### Directions for this task
Your task is to output all the records below, word for word.

### Data to examine

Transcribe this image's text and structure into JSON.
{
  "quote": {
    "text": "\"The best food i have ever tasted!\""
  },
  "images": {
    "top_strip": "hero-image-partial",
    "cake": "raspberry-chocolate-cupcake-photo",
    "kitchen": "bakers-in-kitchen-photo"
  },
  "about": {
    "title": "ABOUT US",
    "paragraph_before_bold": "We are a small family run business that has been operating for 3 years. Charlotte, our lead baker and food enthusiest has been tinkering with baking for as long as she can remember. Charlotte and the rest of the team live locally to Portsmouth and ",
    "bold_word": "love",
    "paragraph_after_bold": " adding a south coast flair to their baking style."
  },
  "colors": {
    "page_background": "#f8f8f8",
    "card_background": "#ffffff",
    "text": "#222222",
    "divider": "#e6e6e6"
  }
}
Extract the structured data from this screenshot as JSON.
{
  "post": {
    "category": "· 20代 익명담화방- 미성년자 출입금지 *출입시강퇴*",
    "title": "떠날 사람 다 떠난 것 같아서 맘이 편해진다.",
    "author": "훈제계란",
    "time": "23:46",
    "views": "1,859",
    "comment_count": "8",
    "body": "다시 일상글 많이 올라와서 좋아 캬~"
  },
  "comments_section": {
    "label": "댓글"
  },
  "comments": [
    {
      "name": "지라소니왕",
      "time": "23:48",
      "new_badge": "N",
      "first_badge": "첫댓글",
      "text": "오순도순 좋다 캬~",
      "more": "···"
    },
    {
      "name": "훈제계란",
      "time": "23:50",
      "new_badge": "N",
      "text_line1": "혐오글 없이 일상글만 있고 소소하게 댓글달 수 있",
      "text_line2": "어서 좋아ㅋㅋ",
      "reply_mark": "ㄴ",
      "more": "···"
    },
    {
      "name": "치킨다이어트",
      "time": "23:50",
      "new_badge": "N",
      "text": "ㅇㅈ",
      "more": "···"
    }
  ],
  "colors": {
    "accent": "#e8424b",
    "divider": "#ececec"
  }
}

### Exercise solution
Transcribe this image's text and structure into JSON.
{
  "quote": {
    "text": "\"The best food i have ever tasted!\""
  },
  "images": {
    "top_strip": "hero-image-partial",
    "cake": "raspberry-chocolate-cupcake-photo",
    "kitchen": "bakers-in-kitchen-photo"
  },
  "about": {
    "title": "ABOUT US",
    "paragraph_before_bold": "We are a small family run business that has been operating for 3 years. Charlotte, our lead baker and food enthusiest has been tinkering with baking for as long as she can remember. Charlotte and the rest of the team live locally to Portsmouth and ",
    "bold_word": "love",
    "paragraph_after_bold": " adding a south coast flair to their baking style."
  },
  "colors": {
    "page_background": "#f8f8f8",
    "card_background": "#ffffff",
    "text": "#222222",
    "divider": "#e6e6e6"
  }
}
Extract the structured data from this screenshot as JSON.
{
  "post": {
    "category": "· 20代 익명담화방- 미성년자 출입금지 *출입시강퇴*",
    "title": "떠날 사람 다 떠난 것 같아서 맘이 편해진다.",
    "author": "훈제계란",
    "time": "23:46",
    "views": "1,859",
    "comment_count": "8",
    "body": "다시 일상글 많이 올라와서 좋아 캬~"
  },
  "comments_section": {
    "label": "댓글"
  },
  "comments": [
    {
      "name": "지라소니왕",
      "time": "23:48",
      "new_badge": "N",
      "first_badge": "첫댓글",
      "text": "오순도순 좋다 캬~",
      "more": "···"
    },
    {
      "name": "훈제계란",
      "time": "23:50",
      "new_badge": "N",
      "text_line1": "혐오글 없이 일상글만 있고 소소하게 댓글달 수 있",
      "text_line2": "어서 좋아ㅋㅋ",
      "reply_mark": "ㄴ",
      "more": "···"
    },
    {
      "name": "치킨다이어트",
      "time": "23:50",
      "new_badge": "N",
      "text": "ㅇㅈ",
      "more": "···"
    }
  ],
  "colors": {
    "accent": "#e8424b",
    "divider": "#ececec"
  }
}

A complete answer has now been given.